Find a particular process by name. The | is a pipe,


redirects the output of the left-side command to the
standard input of the right-side command

kill -9 [pid]

ip -4 a

Shows the IPv4 address for all NICs

top

What is eating your CPU

which [executable]

Where is the executable located

echo Stuff > target_file.txt


echo more >> target_file.txt

single > redirects the output to the file


target_file.txt
A double >> appends

echo $PATH

Displays the $PATH environment variable

env

Displays all ENV variables

export PATH=$PATH:/anotherdir

Adds anotherdir to your PATH, just for your current


session

sudo find . -name [file]

Find a file or directory by name

grep -i stuff `find . -name \*.txt


-print`

Find the string stuff in all the .txt files

head [file]

Output the first part of file (first 10 lines)

curl developers.redhat.com

Retrieve the content from developers.redhat.com

source myenvsetting_script.sh

How to add something to the PATH and make it stick


By default a new shell is launched to run a script,
therefore env changes are not visible to your current
shell.

Note: the path uses : as a separator vs ; in the


Windows world
sudo yum -y install net-tools

yum is the installation tool for Fedora, Centos and

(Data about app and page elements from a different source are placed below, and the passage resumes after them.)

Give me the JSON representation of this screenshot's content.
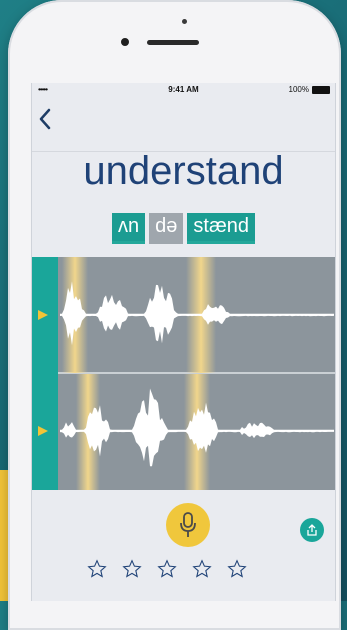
{
  "status_bar": {
    "carrier": "•••••",
    "time": "9:41 AM",
    "battery": "100%"
  },
  "nav": {
    "back_icon": "chevron-left-icon"
  },
  "word": "understand",
  "phonemes": [
    {
      "text": "ʌn",
      "state": "teal"
    },
    {
      "text": "də",
      "state": "gray"
    },
    {
      "text": "stænd",
      "state": "teal"
    }
  ],
  "waveforms": [
    {
      "name": "reference",
      "play_icon": "play-icon"
    },
    {
      "name": "recording",
      "play_icon": "play-icon"
    }
  ],
  "controls": {
    "mic_icon": "microphone-icon",
    "share_icon": "share-icon"
  },
  "rating": {
    "max": 5,
    "value": 0
  },
  "colors": {
    "teal": "#1b9c92",
    "yellow": "#f0c73c",
    "navy": "#1f4277",
    "wave_bg": "#8c959c"
  }
}
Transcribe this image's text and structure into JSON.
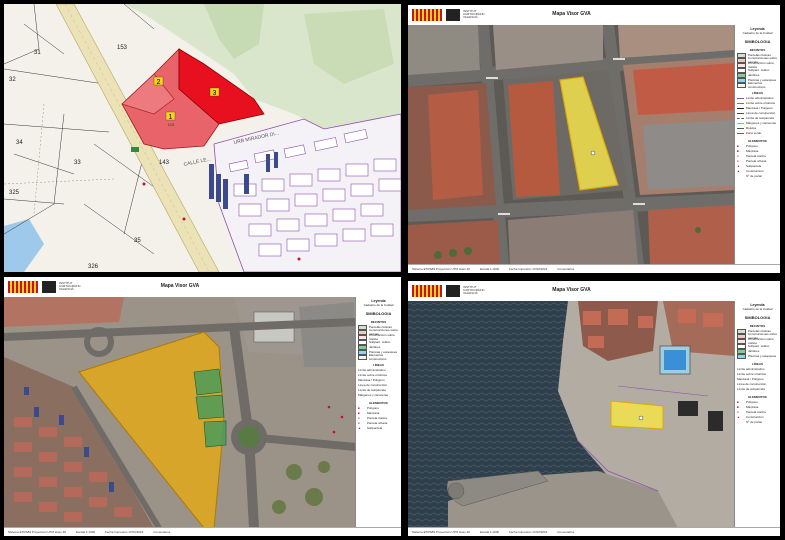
{
  "panel1": {
    "parcels": [
      {
        "number": "1",
        "sub": "119",
        "color": "#e8646a"
      },
      {
        "number": "2",
        "sub": "",
        "color": "#e8646a"
      },
      {
        "number": "3",
        "sub": "",
        "color": "#e8101e"
      }
    ],
    "plot_numbers": [
      "153",
      "31",
      "32",
      "33",
      "34",
      "35",
      "325",
      "326",
      "143"
    ],
    "streets": [
      "CALLE LE...",
      "URB MIRADOR DI..."
    ]
  },
  "viewer": {
    "title": "Mapa Visor GVA",
    "gov_name": "GENERALITAT VALENCIANA",
    "institute": "INSTITUT CARTOGRÀFIC VALENCIÀ",
    "legend_title": "Leyenda",
    "legend_subtitle": "Cadastro de la Cuidad",
    "legend_heading": "SIMBOLOGIA",
    "section_recintos": "RECINTOS",
    "section_lineas": "LÍNEAS",
    "section_elementos": "ELEMENTOS",
    "recintos": [
      {
        "label": "Parcelas rústicas",
        "color": "#cfe3c9"
      },
      {
        "label": "Construcciones sobre parcela",
        "color": "#f4c7c7"
      },
      {
        "label": "Construcción sobre rústica",
        "color": "#f9e5e5"
      },
      {
        "label": "Subparc. cultivo",
        "color": "#ffffff"
      },
      {
        "label": "Jardines",
        "color": "#7fd18c"
      },
      {
        "label": "Piscinas y estanques",
        "color": "#8fd7f0"
      },
      {
        "label": "Elementos constructivos",
        "color": "#f2f2f2"
      }
    ],
    "lineas": [
      "Límite administrativo",
      "Límite sobre ortofotos",
      "Manzana / Polígono",
      "Línea de construcción",
      "Límite de subparcela",
      "Márgenes y carreteras",
      "Rotulos",
      "Zona verde"
    ],
    "elementos": [
      "Polígono",
      "Manzana",
      "Parcela rústica",
      "Parcela urbana",
      "Subparcela",
      "Construcción",
      "Nº de portal"
    ],
    "footer": [
      "Sistema ETRS89 Proyección UTM Huso 30",
      "Escala 1:1000",
      "Fecha Impresión 17/02/2023",
      "Comentarios"
    ]
  }
}
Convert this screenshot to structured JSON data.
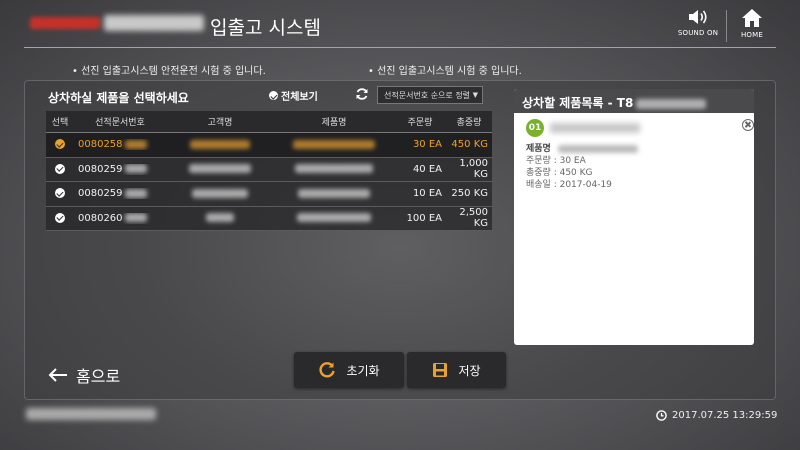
{
  "header": {
    "title": "입출고 시스템",
    "sound_label": "SOUND ON",
    "home_label": "HOME"
  },
  "notices": [
    "• 선진 입출고시스템 안전운전 시험 중 입니다.",
    "• 선진 입출고시스템 시험 중 입니다."
  ],
  "table_section": {
    "title": "상차하실 제품을 선택하세요",
    "view_all": "전체보기",
    "sort_value": "선적문서번호 순으로 정렬",
    "columns": [
      "선택",
      "선적문서번호",
      "고객명",
      "제품명",
      "주문량",
      "총중량"
    ],
    "rows": [
      {
        "doc": "0080258",
        "qty": "30 EA",
        "weight": "450 KG",
        "selected": true
      },
      {
        "doc": "0080259",
        "qty": "40 EA",
        "weight": "1,000 KG",
        "selected": false
      },
      {
        "doc": "0080259",
        "qty": "10 EA",
        "weight": "250 KG",
        "selected": false
      },
      {
        "doc": "0080260",
        "qty": "100 EA",
        "weight": "2,500 KG",
        "selected": false
      }
    ]
  },
  "card": {
    "title": "상차할 제품목록 - T8",
    "item_number": "01",
    "product_label": "제품명",
    "order_qty": "주문량 : 30 EA",
    "total_weight": "총중량 : 450 KG",
    "ship_date": "배송일 : 2017-04-19"
  },
  "bottom": {
    "home_link": "홈으로",
    "reset_label": "초기화",
    "save_label": "저장"
  },
  "footer": {
    "datetime": "2017.07.25 13:29:59"
  },
  "colors": {
    "accent": "#e9a230",
    "divider": "#d6a329",
    "badge": "#79b12c"
  }
}
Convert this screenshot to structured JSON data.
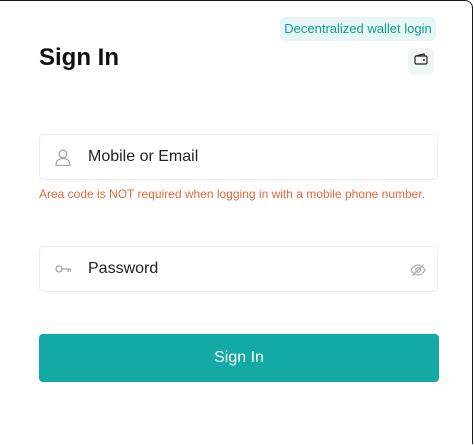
{
  "header": {
    "wallet_login_label": "Decentralized wallet login",
    "title": "Sign In",
    "wallet_icon": "wallet-icon"
  },
  "account_field": {
    "placeholder": "Mobile or Email",
    "value": "",
    "icon": "user-icon",
    "hint": "Area code is NOT required when logging in with a mobile phone number."
  },
  "password_field": {
    "placeholder": "Password",
    "value": "",
    "icon": "key-icon",
    "toggle_icon": "eye-slash-icon"
  },
  "submit": {
    "label": "Sign In"
  },
  "colors": {
    "accent": "#13a9a5",
    "badge_bg": "#e6f6f5",
    "badge_text": "#139c97",
    "hint_text": "#e06a3c"
  }
}
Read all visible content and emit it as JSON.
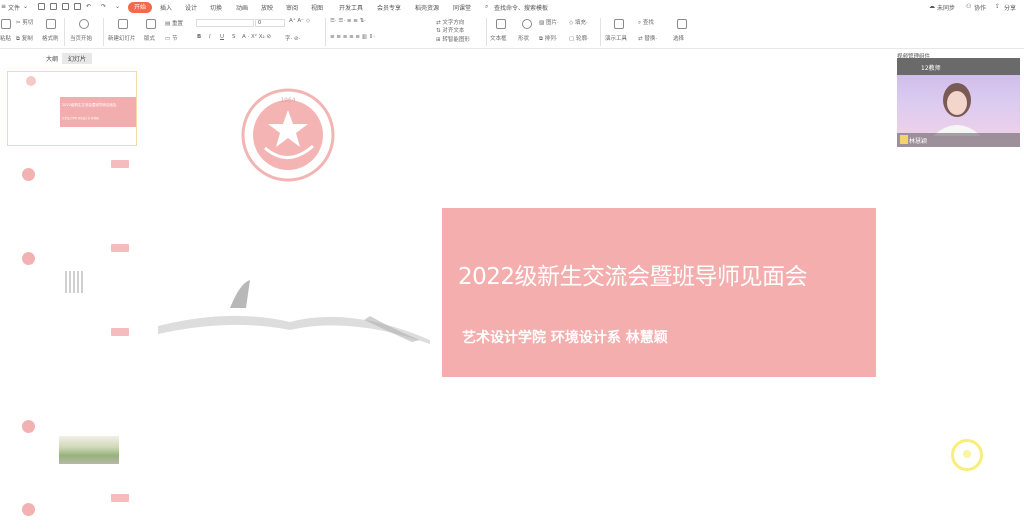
{
  "topbar": {
    "file_menu": "文件",
    "tabs": [
      "开始",
      "插入",
      "设计",
      "切换",
      "动画",
      "放映",
      "审阅",
      "视图",
      "开发工具",
      "会员专享",
      "稻壳资源",
      "同课堂"
    ],
    "search_placeholder": "查找命令、搜索模板",
    "sync": "未同步",
    "collab": "协作",
    "share": "分享"
  },
  "ribbon": {
    "paste": "粘贴",
    "cut": "剪切",
    "copy": "复制",
    "format_painter": "格式刷",
    "play_from_current": "当页开始",
    "new_slide": "新建幻灯片",
    "layout": "版式",
    "section": "节",
    "reset": "重置",
    "font_size": "0",
    "text_direction": "文字方向",
    "align_text": "对齐文本",
    "convert_smartart": "转智能图形",
    "textbox": "文本框",
    "shape": "形状",
    "picture": "图片",
    "fill": "填充",
    "arrange": "排列",
    "outline": "轮廓",
    "presentation_tools": "演示工具",
    "find": "查找",
    "replace": "替换",
    "select": "选择"
  },
  "left_pane": {
    "tabs": [
      "大纲",
      "幻灯片"
    ],
    "thumb1_title": "2022级新生交流会暨班导师见面会",
    "thumb1_sub": "艺术设计学院 环境设计系 林慧颖"
  },
  "slide": {
    "title": "2022级新生交流会暨班导师见面会",
    "subtitle": "艺术设计学院  环境设计系   林慧颖",
    "logo_text": "1964",
    "colors": {
      "accent": "#f4aeae",
      "brand": "#f26a4b"
    }
  },
  "right_panel": {
    "header": "视频管理组件",
    "participant_top": "12教师",
    "participant": "林慧颖"
  }
}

RHEL. This command installs net-tools which has
many handy utilities like netstat

sudo netstat -anp | grep tcp |


grep LISTEN

Lists the various in-use ports and the process using it

sudo netstat -anp | grep 2376

Lists the process listening on port 2376

This is particularly useful when another process is


hanging out on a port you need, like if you started
Apache on 80 or Tomcat on 8080.

wget https://someurl.com/
somefile.tar.gz

wget is a useful utility for downloading files from any


website. If installation is required, simply
sudo yum -y install wget

tar -xf somefile.tar.gz


tar -xf somefile.tar.gz -C ~/somedir

Extracts/expands (think unzip) into current directory


Expands into the somedir directory